Cases in point: the closings by Hearst Magazines of Weekend and Shop, Etc. magazines, and Time Inc.'s decision to shut down the Office Pirates website.
Mourn the loss of jobs, but don't cry for the products. They didn't represent original ideas that fulfilled marketplace needs and tapped audience passions. Office Pirates was a faux-cool attempt by a bureaucratic corporate culture to subvert bureaucratic corporate cultures. Also, it wasn't funny. As Bill Carter detailed in "Desperate Networks," it's nearly impossible for even the highest-paid entertainment executive to predict hits. But there are TV shows and movies that stink of failure long before they make their debuts, the ones even couch critics can see are destined to fail. Office Pirates was in that category.
As for Weekend and Shop, Etc., each was an imitator, aimed at duplicating the successes of rivals Real Simple and Lucky, respectively. Neither found the sweet spot. By comparison, titles such as Domino and Quick & Simple are new takes on existing categories, and both seem to be working.
Hearst and Time Inc. shouldn't be blamed for trying, though, or blasted for putting people out of work; rather, they should be applauded for making the kinds of cold-eyed business decisions that media and marketing companies need to make more often. These are industries that too often get stuck on emotion or ego and avoid making even the most obvious tough calls.
That's why it was so refreshing when Interpublic went all the way with the recent merger of FCB and Draft and placed Howard Draft clearly in charge of its new-breed creative/direct agency. As the details were being hammered out, the biggest fear was that the holding company would cave to the temptation of a half-measure, creating a parent company over the two agencies while allowing them to continue to operate separately and report to different leaders. (There was a camp advocating just that approach.) By choosing the bumpier path, Interpublic made the right move -- regardless of whether the merger ultimately succeeds. (Knowing Howard, it will.)
There are indications that media owners are moving more deliberately, if only out of necessity, as their business models shift; Samir Husni counts a drop in the number of magazines launched this year, for example, while Walt Disney Co. is reducing the number of movies it produces in a bid to boost the profitability of its studio.
In a 2003 column in which I called for the closing of the storied ad agency Bates, I wrote: "From what I understand of the benefits of pruning, the removal of dead leaves and branches allows more sunlight and air to reach and nourish healthier ones." In that context, the shuttering of a failed company "should be seen for what it is: a healthy prerequisite to the revitalization" of an industry. (Incidentally, Bates was shuttered within months, which didn't prove how smart I was, only the inevitability and predictability of its closure.)

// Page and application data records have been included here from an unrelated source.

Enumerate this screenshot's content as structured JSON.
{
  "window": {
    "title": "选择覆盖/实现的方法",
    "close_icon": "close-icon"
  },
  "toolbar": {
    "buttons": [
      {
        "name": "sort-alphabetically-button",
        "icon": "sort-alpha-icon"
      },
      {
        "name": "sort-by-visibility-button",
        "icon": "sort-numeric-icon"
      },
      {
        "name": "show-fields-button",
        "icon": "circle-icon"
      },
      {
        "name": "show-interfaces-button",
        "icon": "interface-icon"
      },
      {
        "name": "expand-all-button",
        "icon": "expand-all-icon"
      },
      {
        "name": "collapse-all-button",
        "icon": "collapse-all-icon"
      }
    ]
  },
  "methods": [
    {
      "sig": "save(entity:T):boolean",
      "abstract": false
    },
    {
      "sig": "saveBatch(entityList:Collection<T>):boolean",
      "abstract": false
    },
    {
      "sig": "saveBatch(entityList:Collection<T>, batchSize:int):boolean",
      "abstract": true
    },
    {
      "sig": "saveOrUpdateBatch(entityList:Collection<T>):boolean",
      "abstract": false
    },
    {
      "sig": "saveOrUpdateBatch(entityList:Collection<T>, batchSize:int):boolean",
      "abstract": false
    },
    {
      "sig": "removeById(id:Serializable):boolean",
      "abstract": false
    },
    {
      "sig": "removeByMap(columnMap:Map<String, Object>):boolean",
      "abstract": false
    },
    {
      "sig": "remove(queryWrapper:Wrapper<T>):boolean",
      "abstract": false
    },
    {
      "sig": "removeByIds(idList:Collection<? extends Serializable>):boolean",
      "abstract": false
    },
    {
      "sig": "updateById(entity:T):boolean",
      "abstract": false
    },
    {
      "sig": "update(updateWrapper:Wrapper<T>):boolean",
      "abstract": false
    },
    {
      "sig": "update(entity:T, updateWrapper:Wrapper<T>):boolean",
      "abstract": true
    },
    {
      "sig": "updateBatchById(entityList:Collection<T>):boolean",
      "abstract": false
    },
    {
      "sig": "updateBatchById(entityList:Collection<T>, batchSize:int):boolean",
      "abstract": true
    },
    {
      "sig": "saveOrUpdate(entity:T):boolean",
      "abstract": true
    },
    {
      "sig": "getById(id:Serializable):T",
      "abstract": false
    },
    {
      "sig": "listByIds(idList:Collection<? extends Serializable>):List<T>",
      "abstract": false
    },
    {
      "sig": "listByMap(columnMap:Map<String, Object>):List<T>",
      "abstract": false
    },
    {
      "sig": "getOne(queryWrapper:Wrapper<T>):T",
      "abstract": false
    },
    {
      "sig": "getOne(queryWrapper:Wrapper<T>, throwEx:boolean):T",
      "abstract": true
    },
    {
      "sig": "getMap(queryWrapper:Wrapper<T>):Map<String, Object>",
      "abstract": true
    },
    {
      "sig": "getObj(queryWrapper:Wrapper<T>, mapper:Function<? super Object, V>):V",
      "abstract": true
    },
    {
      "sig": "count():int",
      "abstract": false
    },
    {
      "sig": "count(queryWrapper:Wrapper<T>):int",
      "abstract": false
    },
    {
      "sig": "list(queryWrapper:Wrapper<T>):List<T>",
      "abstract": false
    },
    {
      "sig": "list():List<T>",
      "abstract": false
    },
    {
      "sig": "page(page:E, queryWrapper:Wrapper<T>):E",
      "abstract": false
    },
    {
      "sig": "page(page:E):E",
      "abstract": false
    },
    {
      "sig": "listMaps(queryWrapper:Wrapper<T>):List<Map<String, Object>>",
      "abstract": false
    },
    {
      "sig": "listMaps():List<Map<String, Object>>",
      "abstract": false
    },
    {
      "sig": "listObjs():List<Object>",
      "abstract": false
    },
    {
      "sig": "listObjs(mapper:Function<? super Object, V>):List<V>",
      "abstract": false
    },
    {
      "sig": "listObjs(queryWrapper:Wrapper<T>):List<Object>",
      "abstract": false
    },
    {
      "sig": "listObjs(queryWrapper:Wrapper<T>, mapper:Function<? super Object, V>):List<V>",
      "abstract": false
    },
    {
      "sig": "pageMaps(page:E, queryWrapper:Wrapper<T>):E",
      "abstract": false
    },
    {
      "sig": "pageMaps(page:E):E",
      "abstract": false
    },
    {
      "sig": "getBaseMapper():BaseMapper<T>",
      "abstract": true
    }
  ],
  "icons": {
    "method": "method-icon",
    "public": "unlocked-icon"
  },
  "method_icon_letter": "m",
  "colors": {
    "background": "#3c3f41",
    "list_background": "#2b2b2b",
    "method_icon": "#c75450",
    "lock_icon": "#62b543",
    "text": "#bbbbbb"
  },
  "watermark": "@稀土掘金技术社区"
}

There are still too many awful products of all kinds out there, ones that clearly aren't working but are being sustained for reasons of vanity. If 10 media observers were asked to make a list of obvious suspects, chances are there'd be quite a bit of overlap. Figuring out what to do with those properties won't be an easy call for their owners, but it should be a clear one.